On Thursday 9th December we received a little miracle. She came in the form of a tiny rhino calf, possibly just hours old. Incredibly weak, unable to stand, and with her umbilical cord still attached. In an instant she wiggled her way firmly into all our hearts. With her oversized feet (still wet from the womb), droopy lips and hairy ears, she looked prehistoric and yet somehow, so incredibly vulnerable.
During a devasting week for rhinos in South Africa, little Daisy was discovered during routine procedures in the Crocodile Bridge area of the Kruger National Park (KNP). Section Ranger Neels van Wyk, Pilot Jack, and Veterinarian Dr Peter Buss, immediately responded and flew her directly to Care for Wild Rhino Sanctuary.
She was carried effortlessly from the helicopter and into the CFW rhino ambulance where she made her way to the Intensive Care Unit (ICU). The week that followed would challenge and test the CFW team on a whole new level.

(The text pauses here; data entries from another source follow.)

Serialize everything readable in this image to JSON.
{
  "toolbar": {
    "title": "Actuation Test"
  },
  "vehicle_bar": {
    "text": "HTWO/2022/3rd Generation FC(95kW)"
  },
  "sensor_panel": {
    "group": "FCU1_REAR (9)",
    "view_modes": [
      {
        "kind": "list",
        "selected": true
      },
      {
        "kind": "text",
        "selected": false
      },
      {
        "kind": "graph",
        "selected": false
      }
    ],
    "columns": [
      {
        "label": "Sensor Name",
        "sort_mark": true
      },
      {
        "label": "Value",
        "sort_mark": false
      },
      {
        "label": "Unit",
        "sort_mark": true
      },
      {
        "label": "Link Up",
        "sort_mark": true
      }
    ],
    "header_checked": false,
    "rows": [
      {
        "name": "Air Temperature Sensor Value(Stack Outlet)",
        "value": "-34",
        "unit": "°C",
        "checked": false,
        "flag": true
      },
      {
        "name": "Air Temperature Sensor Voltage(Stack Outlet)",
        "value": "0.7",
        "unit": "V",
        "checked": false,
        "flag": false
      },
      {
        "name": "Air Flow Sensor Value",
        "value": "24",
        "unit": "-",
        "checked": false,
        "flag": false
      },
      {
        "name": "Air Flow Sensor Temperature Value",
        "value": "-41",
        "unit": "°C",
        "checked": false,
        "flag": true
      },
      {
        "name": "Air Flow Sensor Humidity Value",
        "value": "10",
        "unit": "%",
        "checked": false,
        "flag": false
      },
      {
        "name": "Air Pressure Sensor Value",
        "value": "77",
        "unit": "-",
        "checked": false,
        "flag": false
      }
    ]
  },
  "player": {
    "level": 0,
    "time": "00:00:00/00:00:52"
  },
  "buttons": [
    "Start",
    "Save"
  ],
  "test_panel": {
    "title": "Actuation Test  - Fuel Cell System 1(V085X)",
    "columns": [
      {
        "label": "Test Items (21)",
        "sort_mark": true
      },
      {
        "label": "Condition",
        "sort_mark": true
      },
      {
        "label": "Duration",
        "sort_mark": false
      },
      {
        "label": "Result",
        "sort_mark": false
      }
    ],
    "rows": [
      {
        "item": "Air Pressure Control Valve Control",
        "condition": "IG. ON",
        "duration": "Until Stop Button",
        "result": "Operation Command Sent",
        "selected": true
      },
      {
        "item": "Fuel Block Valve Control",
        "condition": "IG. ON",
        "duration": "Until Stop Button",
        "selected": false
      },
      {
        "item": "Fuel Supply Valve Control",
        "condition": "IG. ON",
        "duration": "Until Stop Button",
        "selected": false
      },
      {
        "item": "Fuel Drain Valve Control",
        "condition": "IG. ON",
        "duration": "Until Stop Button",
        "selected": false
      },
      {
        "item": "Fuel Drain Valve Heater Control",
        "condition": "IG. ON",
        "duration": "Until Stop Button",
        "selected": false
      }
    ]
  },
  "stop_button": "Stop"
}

Little Daisy received no colostrum and so her immune system was incredibly compromised. Being so small, she struggled to maintain her own body temperature as well as her blood glucose levels. She required round the clock care and feeding every hour. Even the antipoaching unit came to lend some willing hands to help look after the newest arrival.
A few days after admission, Daisy visited West Acres Veterinary Hospital for a plasma transfusion to help boost her immune system. The plasma came from the Rhino Blood & Plasma Bank held at CFW. It seemed particularly poignant that the plasma given to little Daisy was collected from the older rhino orphans during routine procedures throughout the year.
Daisy has a very long road ahead of her, but she is proving to be a fighter and a survivor. Much like with human babies, she is slowly coming into her body. Her personality is beginning to develop as she gets stronger. She is such a sweetie, a real girly girl and a true representation of hope.